Source records:
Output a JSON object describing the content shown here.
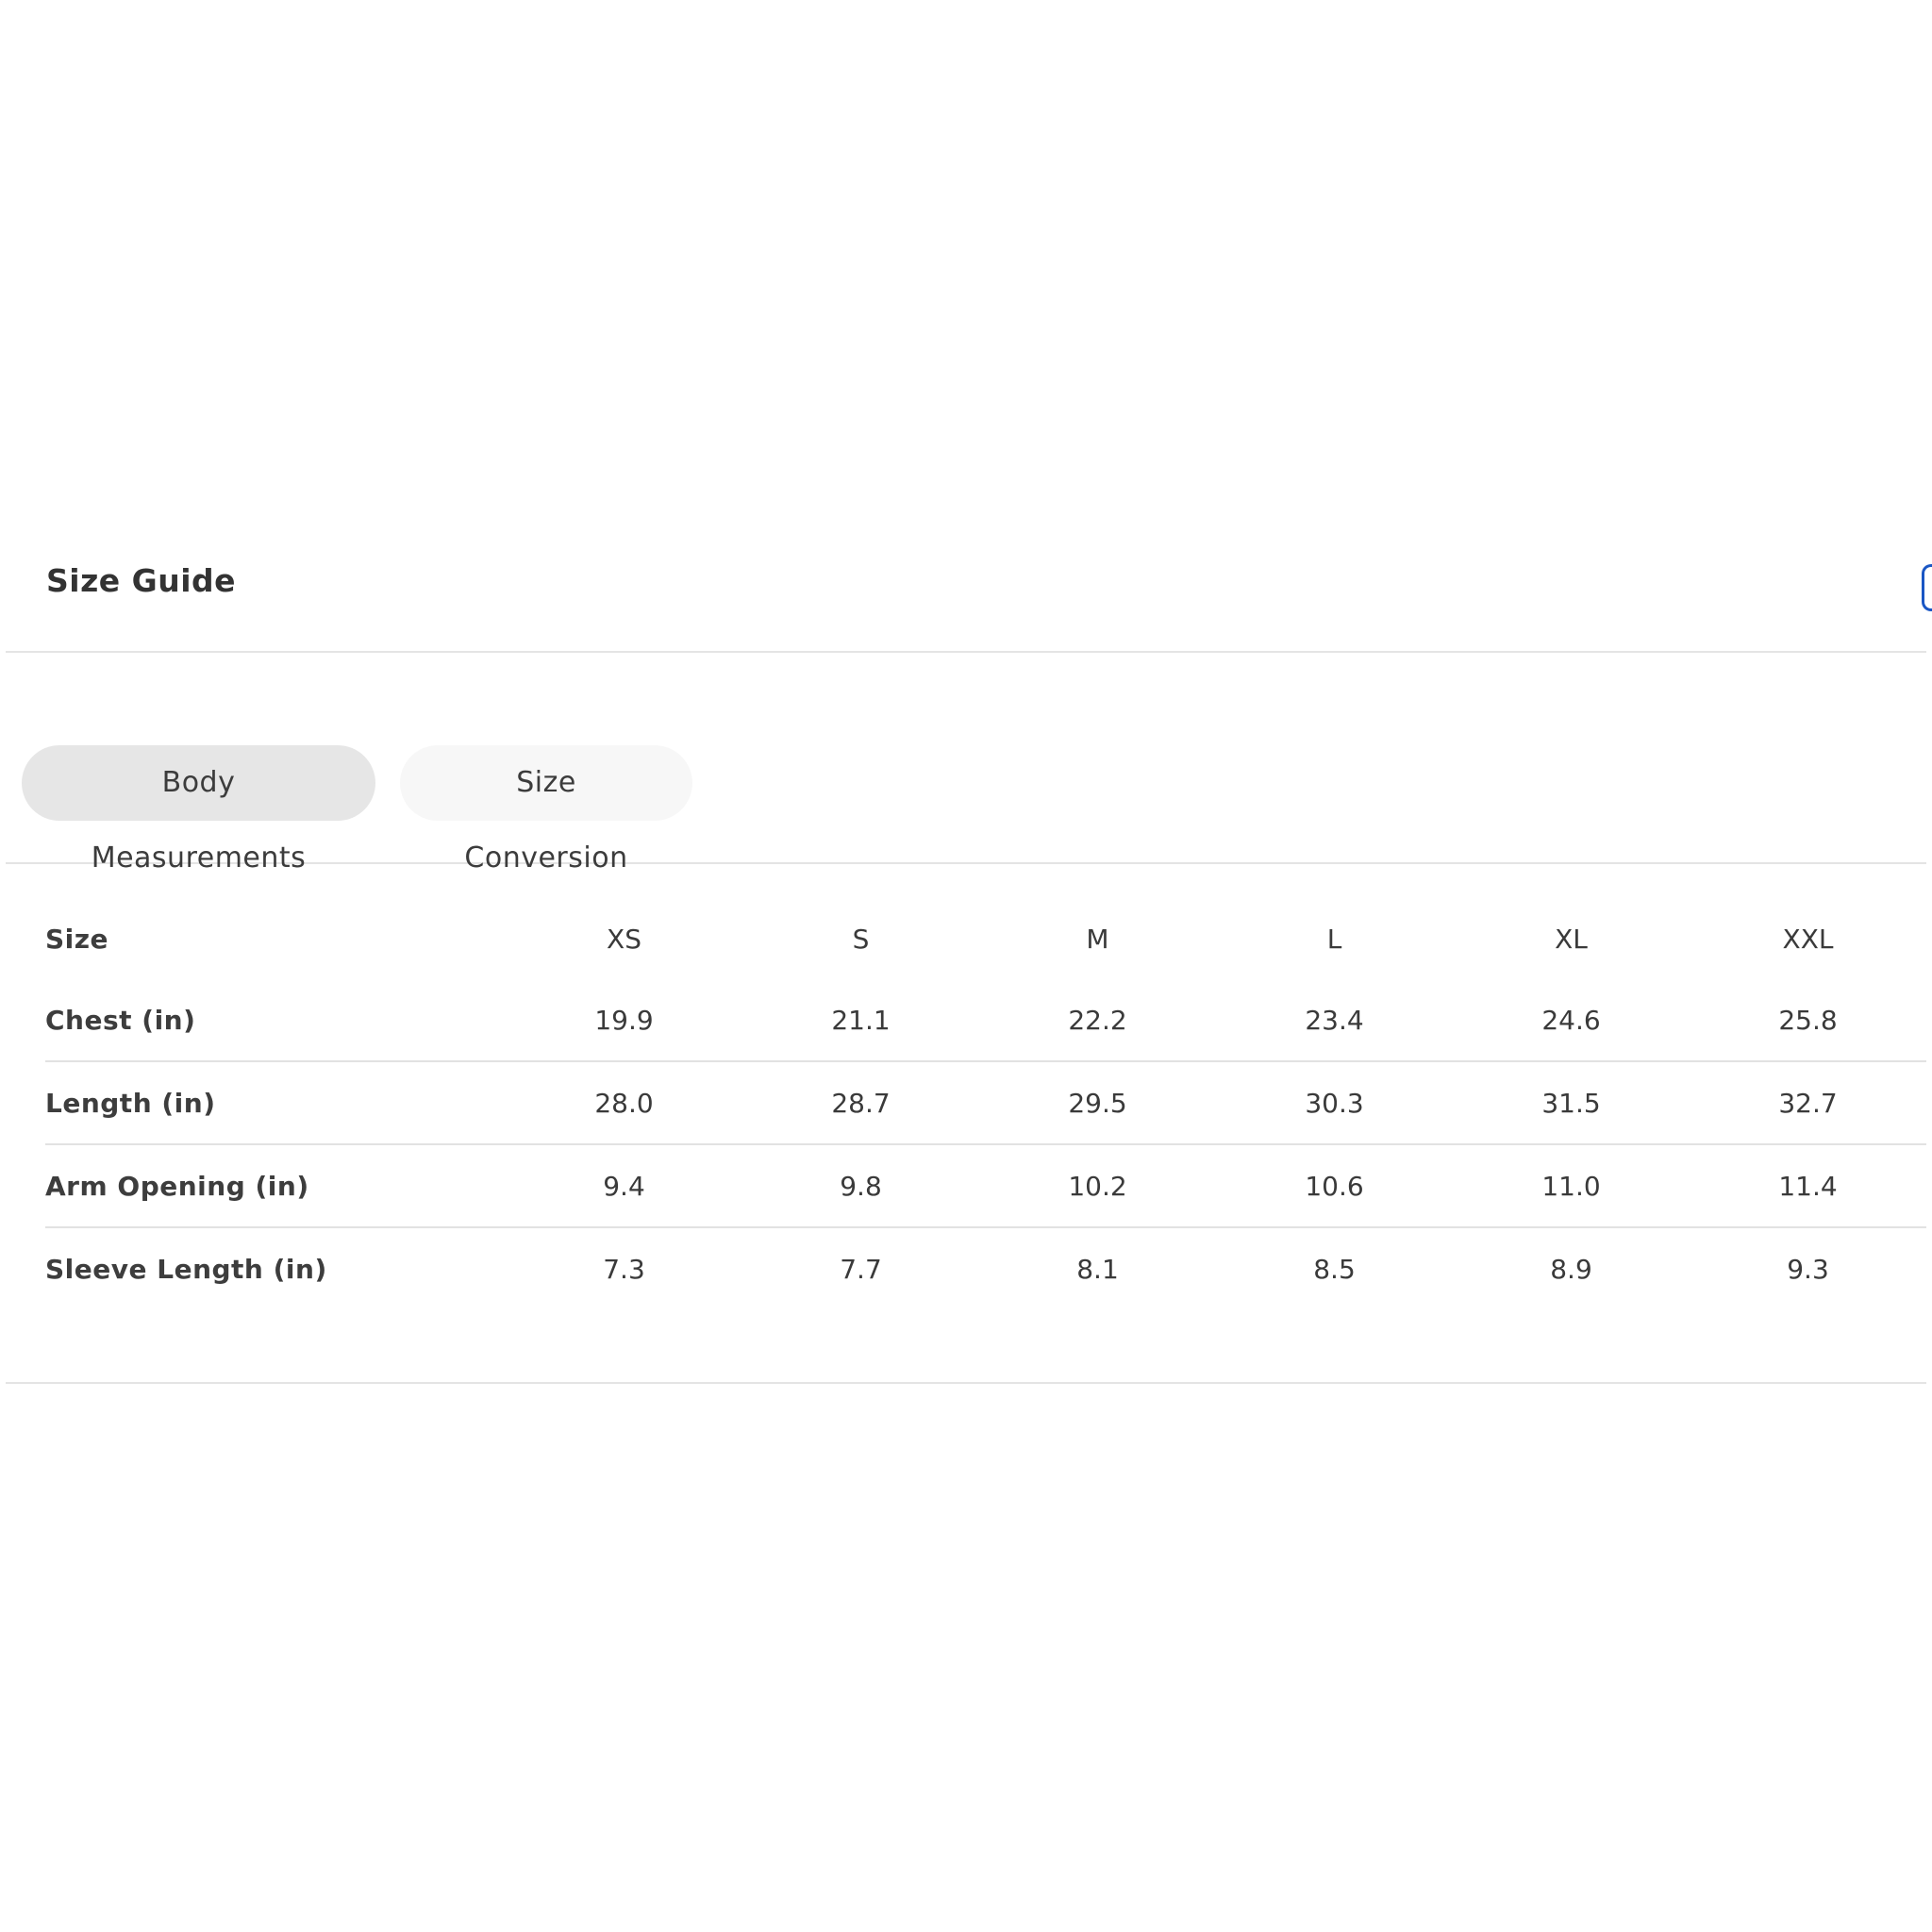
{
  "title": "Size Guide",
  "tabs": [
    {
      "label": "Body Measurements",
      "active": true
    },
    {
      "label": "Size Conversion",
      "active": false
    }
  ],
  "table": {
    "header": [
      "Size",
      "XS",
      "S",
      "M",
      "L",
      "XL",
      "XXL"
    ],
    "rows": [
      {
        "label": "Chest (in)",
        "values": [
          "19.9",
          "21.1",
          "22.2",
          "23.4",
          "24.6",
          "25.8"
        ]
      },
      {
        "label": "Length (in)",
        "values": [
          "28.0",
          "28.7",
          "29.5",
          "30.3",
          "31.5",
          "32.7"
        ]
      },
      {
        "label": "Arm Opening (in)",
        "values": [
          "9.4",
          "9.8",
          "10.2",
          "10.6",
          "11.0",
          "11.4"
        ]
      },
      {
        "label": "Sleeve Length (in)",
        "values": [
          "7.3",
          "7.7",
          "8.1",
          "8.5",
          "8.9",
          "9.3"
        ]
      }
    ]
  },
  "colors": {
    "active_tab_bg": "#e6e6e6",
    "inactive_tab_bg": "#f7f7f7",
    "divider": "#e4e4e4",
    "text": "#3a3a3a",
    "edge_accent": "#1a56c4"
  }
}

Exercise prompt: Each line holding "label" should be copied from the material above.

Written solution:
      "label": "Body Measurements",
      "label": "Size Conversion",
        "label": "Chest (in)",
        "label": "Length (in)",
        "label": "Arm Opening (in)",
        "label": "Sleeve Length (in)",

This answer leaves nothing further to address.